What you need to do » Set the data down exactly as it stands, and keep its pictures out.

Provided data »
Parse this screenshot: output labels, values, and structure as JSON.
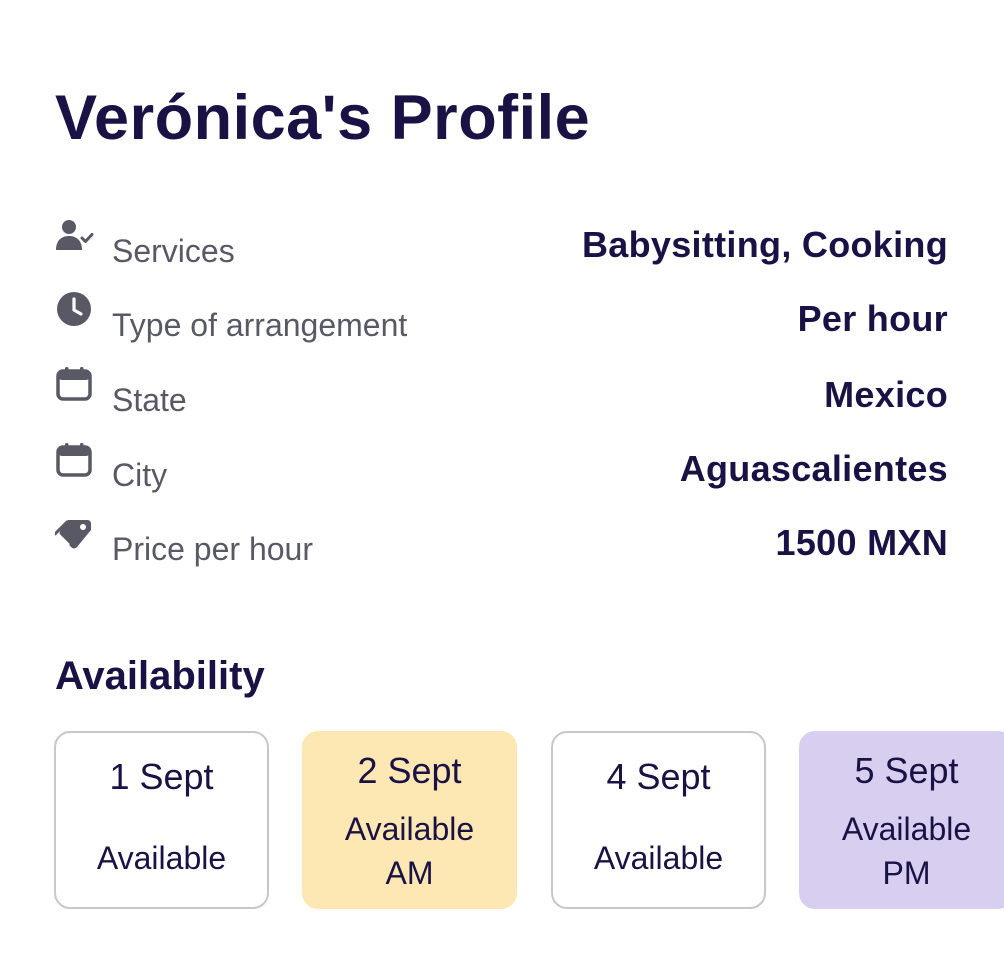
{
  "profile": {
    "title": "Verónica's Profile"
  },
  "details": [
    {
      "icon": "user-check-icon",
      "label": "Services",
      "value": "Babysitting, Cooking"
    },
    {
      "icon": "clock-icon",
      "label": "Type of arrangement",
      "value": "Per hour"
    },
    {
      "icon": "calendar-icon",
      "label": "State",
      "value": "Mexico"
    },
    {
      "icon": "calendar-icon",
      "label": "City",
      "value": "Aguascalientes"
    },
    {
      "icon": "price-tag-icon",
      "label": "Price per hour",
      "value": "1500 MXN"
    }
  ],
  "availability": {
    "title": "Availability",
    "days": [
      {
        "date": "1 Sept",
        "status": "Available",
        "variant": "plain"
      },
      {
        "date": "2 Sept",
        "status": "Available\nAM",
        "variant": "am",
        "color": "#fde8b4"
      },
      {
        "date": "4 Sept",
        "status": "Available",
        "variant": "plain"
      },
      {
        "date": "5 Sept",
        "status": "Available\nPM",
        "variant": "pm",
        "color": "#d8cff0"
      }
    ]
  },
  "colors": {
    "primary_text": "#1a1245",
    "secondary_text": "#595965",
    "icon": "#595965",
    "card_border": "#c7c7cc",
    "am_highlight": "#fde8b4",
    "pm_highlight": "#d8cff0"
  }
}
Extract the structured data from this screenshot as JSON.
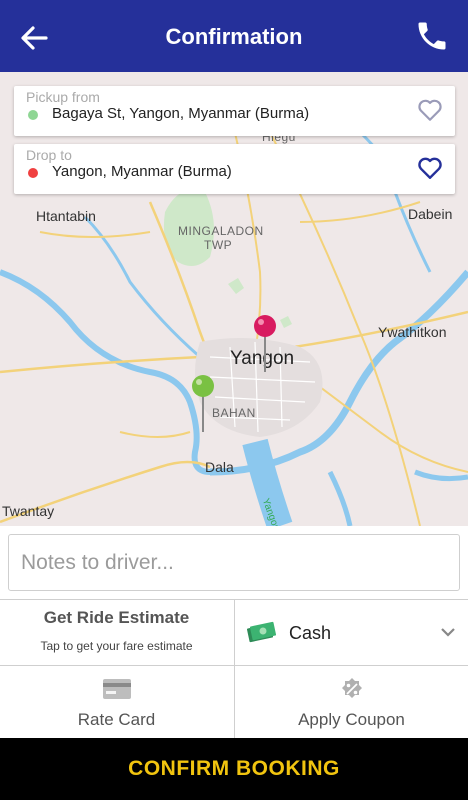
{
  "header": {
    "title": "Confirmation",
    "back_icon": "arrow-left-icon",
    "call_icon": "phone-icon",
    "bg_color": "#25309a"
  },
  "pickup": {
    "caption": "Pickup from",
    "address": "Bagaya St, Yangon, Myanmar (Burma)",
    "dot_color": "#8fd694",
    "favorite_icon": "heart-outline-icon"
  },
  "dropoff": {
    "caption": "Drop to",
    "address": "Yangon, Myanmar (Burma)",
    "dot_color": "#f04040",
    "favorite_icon": "heart-outline-icon"
  },
  "map": {
    "labels": {
      "hlegu": "Hlegu",
      "htantabin": "Htantabin",
      "dabein": "Dabein",
      "mingaladon": "MINGALADON",
      "twp": "TWP",
      "ywathitkon": "Ywathitkon",
      "yangon": "Yangon",
      "bahan": "BAHAN",
      "dala": "Dala",
      "twantay": "Twantay",
      "river": "Yangon"
    },
    "pickup_pin_color": "#7ac143",
    "dropoff_pin_color": "#d81b60"
  },
  "notes": {
    "placeholder": "Notes to driver..."
  },
  "estimate": {
    "title": "Get Ride Estimate",
    "subtitle": "Tap to get your fare estimate"
  },
  "payment": {
    "label": "Cash",
    "icon": "money-icon"
  },
  "rate_card": {
    "label": "Rate Card",
    "icon": "credit-card-icon"
  },
  "coupon": {
    "label": "Apply Coupon",
    "icon": "coupon-gear-icon"
  },
  "confirm": {
    "label": "CONFIRM BOOKING",
    "color": "#f1c40f"
  }
}
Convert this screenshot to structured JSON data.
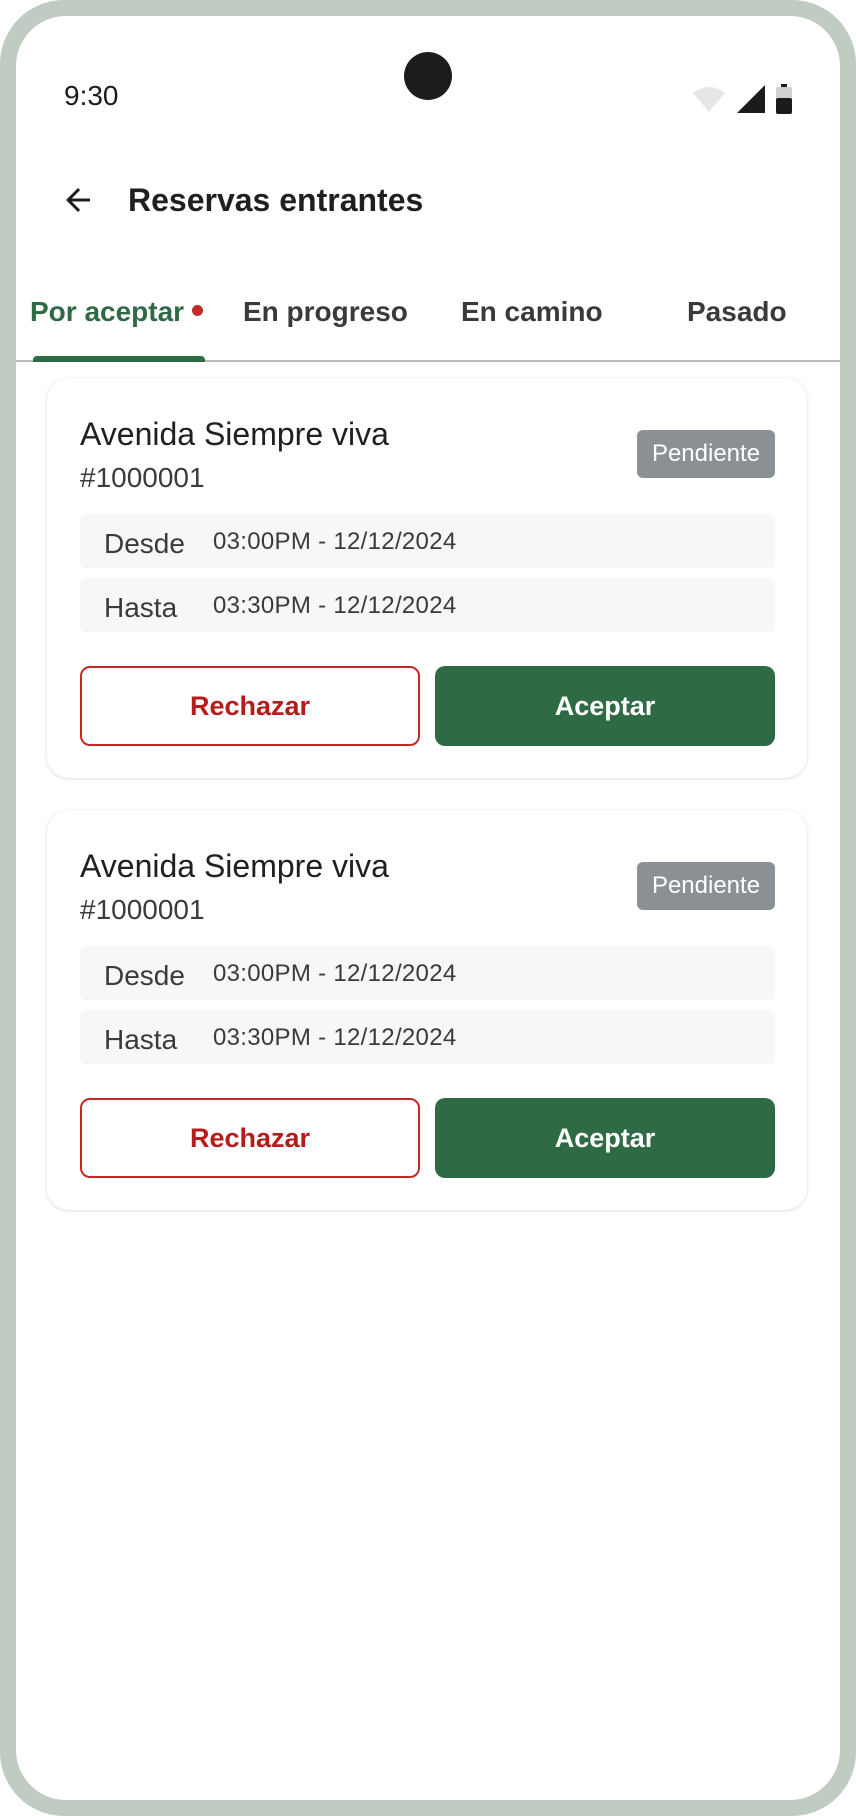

Result »
Parse this screenshot: output labels, values, and structure as JSON.
{
  "profile": {
    "title": "Verónica's Profile"
  },
  "details": [
    {
      "icon": "user-check-icon",
      "label": "Services",
      "value": "Babysitting, Cooking"
    },
    {
      "icon": "clock-icon",
      "label": "Type of arrangement",
      "value": "Per hour"
    },
    {
      "icon": "calendar-icon",
      "label": "State",
      "value": "Mexico"
    },
    {
      "icon": "calendar-icon",
      "label": "City",
      "value": "Aguascalientes"
    },
    {
      "icon": "price-tag-icon",
      "label": "Price per hour",
      "value": "1500 MXN"
    }
  ],
  "availability": {
    "title": "Availability",
    "days": [
      {
        "date": "1 Sept",
        "status": "Available",
        "variant": "plain"
      },
      {
        "date": "2 Sept",
        "status": "Available\nAM",
        "variant": "am",
        "color": "#fde8b4"
      },
      {
        "date": "4 Sept",
        "status": "Available",
        "variant": "plain"
      },
      {
        "date": "5 Sept",
        "status": "Available\nPM",
        "variant": "pm",
        "color": "#d8cff0"
      }
    ]
  },
  "colors": {
    "primary_text": "#1a1245",
    "secondary_text": "#595965",
    "icon": "#595965",
    "card_border": "#c7c7cc",
    "am_highlight": "#fde8b4",
    "pm_highlight": "#d8cff0"
  }
}
Extract the structured data from this screenshot as JSON.
{
  "header": {
    "title": "Confirmation",
    "back_icon": "arrow-left-icon",
    "call_icon": "phone-icon",
    "bg_color": "#25309a"
  },
  "pickup": {
    "caption": "Pickup from",
    "address": "Bagaya St, Yangon, Myanmar (Burma)",
    "dot_color": "#8fd694",
    "favorite_icon": "heart-outline-icon"
  },
  "dropoff": {
    "caption": "Drop to",
    "address": "Yangon, Myanmar (Burma)",
    "dot_color": "#f04040",
    "favorite_icon": "heart-outline-icon"
  },
  "map": {
    "labels": {
      "hlegu": "Hlegu",
      "htantabin": "Htantabin",
      "dabein": "Dabein",
      "mingaladon": "MINGALADON",
      "twp": "TWP",
      "ywathitkon": "Ywathitkon",
      "yangon": "Yangon",
      "bahan": "BAHAN",
      "dala": "Dala",
      "twantay": "Twantay",
      "river": "Yangon"
    },
    "pickup_pin_color": "#7ac143",
    "dropoff_pin_color": "#d81b60"
  },
  "notes": {
    "placeholder": "Notes to driver..."
  },
  "estimate": {
    "title": "Get Ride Estimate",
    "subtitle": "Tap to get your fare estimate"
  },
  "payment": {
    "label": "Cash",
    "icon": "money-icon"
  },
  "rate_card": {
    "label": "Rate Card",
    "icon": "credit-card-icon"
  },
  "coupon": {
    "label": "Apply Coupon",
    "icon": "coupon-gear-icon"
  },
  "confirm": {
    "label": "CONFIRM BOOKING",
    "color": "#f1c40f"
  }
}
Convert this screenshot to structured JSON data.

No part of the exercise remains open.